New regulations regarding aircraft thermal and acoustic insulation have been amended in response to concerns raised by the business aviation industry that the requirements–effective Sept. 2, 2005-applied to a much broader range of components in in-service airplanes than was originally intended.
The FAA is seeking comments on four potential plans intended to improve safety, reduce delays and handle growing air traffic in most of the nation’s northeastern airspace. The call comes as the FAA released its draft environmental impact statement on the New York/New Jersey/Philadelphia Metropolitan Area Airspace Redesign Project. The redesign involves a 31,000-square-mile, five-state area encompassing 21 major airports.
In a move that could prove a little embarrassing for the FAA, the agency quickly removed new requirements easing oxygen use in Part 121 operations upon learning that it apparently used inaccurate data to justify the rule.
Last year the U.S. business jet fleet experienced fewer fatalities compared with 2004, according to aviation safety analyst Robert E. Breiling Associates of Boca Raton, Fla. However, the Part 91 corporate/executive segment’s previous two-year nonfatal streak came to an end early in 2005 with the crash of a Circuit City Citation 560 on February 16 last year. That accident took the lives of both pilots and the six passengers.
Deicing boots must be installed on the landing gear struts and cargo pods of several hundred Cessna Caravans approved for flight into icing under an AD published today.

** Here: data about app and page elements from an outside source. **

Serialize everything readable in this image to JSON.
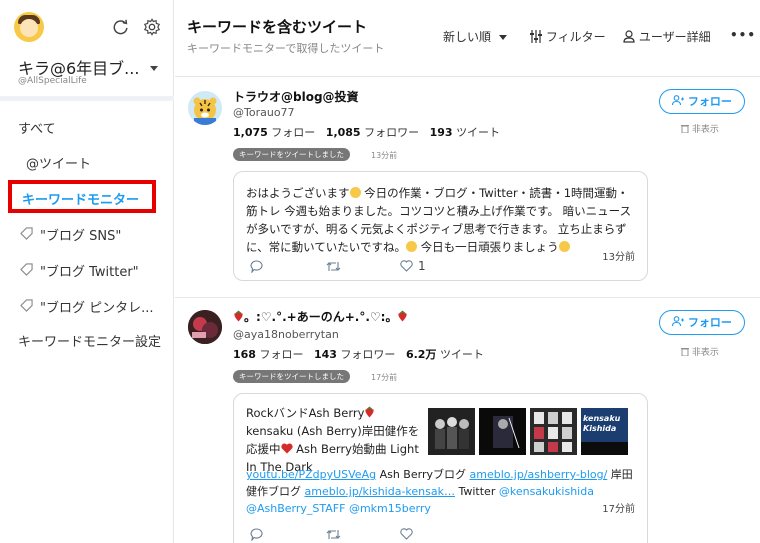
{
  "sidebar": {
    "account_name": "キラ@6年目ブ...",
    "account_handle": "@AllSpecialLife",
    "nav": {
      "all": "すべて",
      "tweets": "@ツイート",
      "keyword_monitor": "キーワードモニター",
      "kw1": "\"ブログ SNS\"",
      "kw2": "\"ブログ Twitter\"",
      "kw3": "\"ブログ ピンタレ...",
      "settings": "キーワードモニター設定"
    },
    "icons": [
      "refresh-icon",
      "gear-icon",
      "tag-icon"
    ]
  },
  "header": {
    "title": "キーワードを含むツイート",
    "subtitle": "キーワードモニターで取得したツイート",
    "sort": "新しい順",
    "filter": "フィルター",
    "user_detail": "ユーザー詳細",
    "more": "•••"
  },
  "tweets": [
    {
      "name": "トラウオ@blog@投資",
      "handle": "@Torauo77",
      "follow_count": "1,075",
      "follow_label": "フォロー",
      "follower_count": "1,085",
      "follower_label": "フォロワー",
      "tweet_count": "193",
      "tweet_label": "ツイート",
      "badge": "キーワードをツイートしました",
      "badge_time": "13分前",
      "follow_button": "フォロー",
      "hide": "非表示",
      "text_1": "おはようございます",
      "text_2": " 今日の作業・ブログ・Twitter・読書・1時間運動・筋トレ 今週も始まりました。コツコツと積み上げ作業です。 暗いニュースが多いですが、明るく元気よくポジティブ思考で行きます。 立ち止まらずに、常に動いていたいですね。",
      "text_3": " 今日も一日頑張りましょう",
      "time": "13分前",
      "like_count": "1"
    },
    {
      "name": "。:♡.°.+あーのん+.°.♡:。",
      "handle": "@aya18noberrytan",
      "follow_count": "168",
      "follow_label": "フォロー",
      "follower_count": "143",
      "follower_label": "フォロワー",
      "tweet_count": "6.2万",
      "tweet_label": "ツイート",
      "badge": "キーワードをツイートしました",
      "badge_time": "17分前",
      "follow_button": "フォロー",
      "hide": "非表示",
      "text_a": "RockバンドAsh Berry",
      "text_b": "kensaku (Ash Berry)岸田健作を",
      "text_c": "応援中",
      "text_d": " Ash Berry始動曲 Light In The Dark",
      "link_1": "youtu.be/PZdpyUSVeAg",
      "text_e": " Ash Berryブログ ",
      "link_2": "ameblo.jp/ashberry-blog/",
      "text_f": " 岸田健作ブログ ",
      "link_3": "ameblo.jp/kishida-kensak…",
      "text_g": " Twitter ",
      "mention_1": "@kensakukishida",
      "mention_2": "@AshBerry_STAFF",
      "mention_3": "@mkm15berry",
      "time": "17分前",
      "thumb_4_text": "kensaku Kishida"
    }
  ]
}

In its January 10 modified final report on the fatal crash of a Cessna Caravan more than three years ago, the NTSB said thre was “no evidence of an in-flight collision or breakup, or of external contact with a foreign object.” There had been speculation in the industry that the freight-carrying turboprop single might have collided with another object or airplane, perhaps a nearby FedEx DC-10, before it lost control and crashed on Oct.
Former DOT Inspector General Mary Schiavo’s law firm, Motley Rice LLC, has filed suit against Bombardier, General Electric, Honeywell, Northwest Airlines, KGS Electronics and Parker Hannifin on behalf of the families of the pilots who died in the crash of a Pinnacle Airlines Bombardier CRJ200 on Oct. 14, 2004, near Jefferson City, Mo.

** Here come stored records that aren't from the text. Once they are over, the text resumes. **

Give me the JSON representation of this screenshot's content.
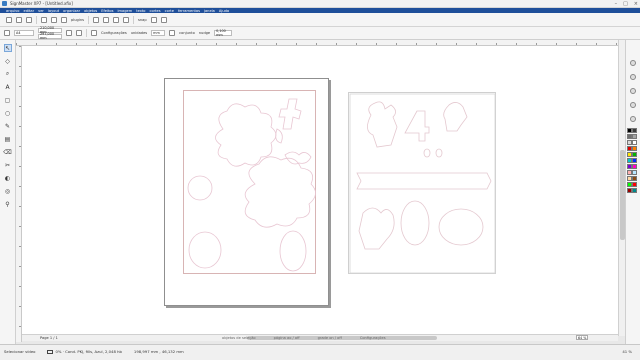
{
  "window": {
    "title": "SignMaster XP7 - [Untitled.xfix]"
  },
  "menu": [
    "arquivo",
    "editar",
    "ver",
    "layout",
    "organizar",
    "objetos",
    "Efeitos",
    "imagem",
    "texto",
    "cortes",
    "corte",
    "ferramentas",
    "janela",
    "Ajuda"
  ],
  "toolbar": {
    "zoom_value": "plugins",
    "extra_label": "snap"
  },
  "props": {
    "font_value": "A4",
    "width_value": "210,000 mm",
    "height_value": "297,000 mm",
    "config_label": "Configurações",
    "units_label": "unidades",
    "units_value": "mm",
    "together_label": "conjunto",
    "nudge_label": "nudge",
    "nudge_value": "0,100 mm"
  },
  "bottom": {
    "page_label": "Page 1 / 1",
    "snap_items": [
      "objetos de seleção",
      "página ao / off",
      "grade on / off",
      "Configurações"
    ],
    "zoom_value": "64 %"
  },
  "status": {
    "left_label": "Selecionar vídeo",
    "info": "0% · Cond. PKJ, fills, Azul, 2,048 hb",
    "coords": "198,997 mm , 46,132 mm",
    "right_value": "41 %"
  },
  "palette": [
    "#000000",
    "#3b3b3b",
    "#6e6e6e",
    "#a3a3a3",
    "#d8d8d8",
    "#ffffff",
    "#e00000",
    "#ff7f00",
    "#ffe600",
    "#00b400",
    "#00c8c8",
    "#0028ff",
    "#7a00d6",
    "#ff00c8",
    "#ffb0b0",
    "#b9e6ff",
    "#ffd9a6",
    "#8a4b14",
    "#00ff00",
    "#ff0000",
    "#9a0000",
    "#008a8a"
  ]
}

The FAA on Tuesday issued a final rule amending Part 121 regulations governing drug and alcohol testing to clarify that “each person who performs a safety-sensitive function for a regulated employer by contract, including by subcontract at any tier, is subject to testing.” These amendments are necessary, the FAA said, because guidance has been conflicting for more than a decade “about which contractors were subject to drug and alcohol testing.

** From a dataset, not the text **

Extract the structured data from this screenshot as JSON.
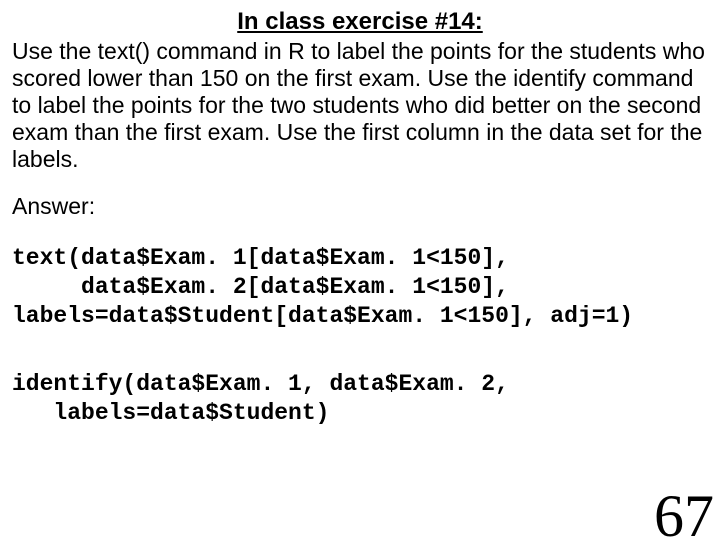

Investigations into two accidents involving Eurocopter AS 350A and AS 350B2 helicopters led the NTSB to determine that the hydraulic pump drive belt (P/N 704A33690004) prematurely failed in flight. Additionally, an inquiry into the FAA’s Service Difficulty Report database found that 43 failures and/or replacements of hydraulic pump drive belts with that part number occurred from February 1995 to the present.
Two recent accidents in icing conditions involving Cessna Caravans have prompted the NTSB to issue more recommendations for the high-wing turboprop single.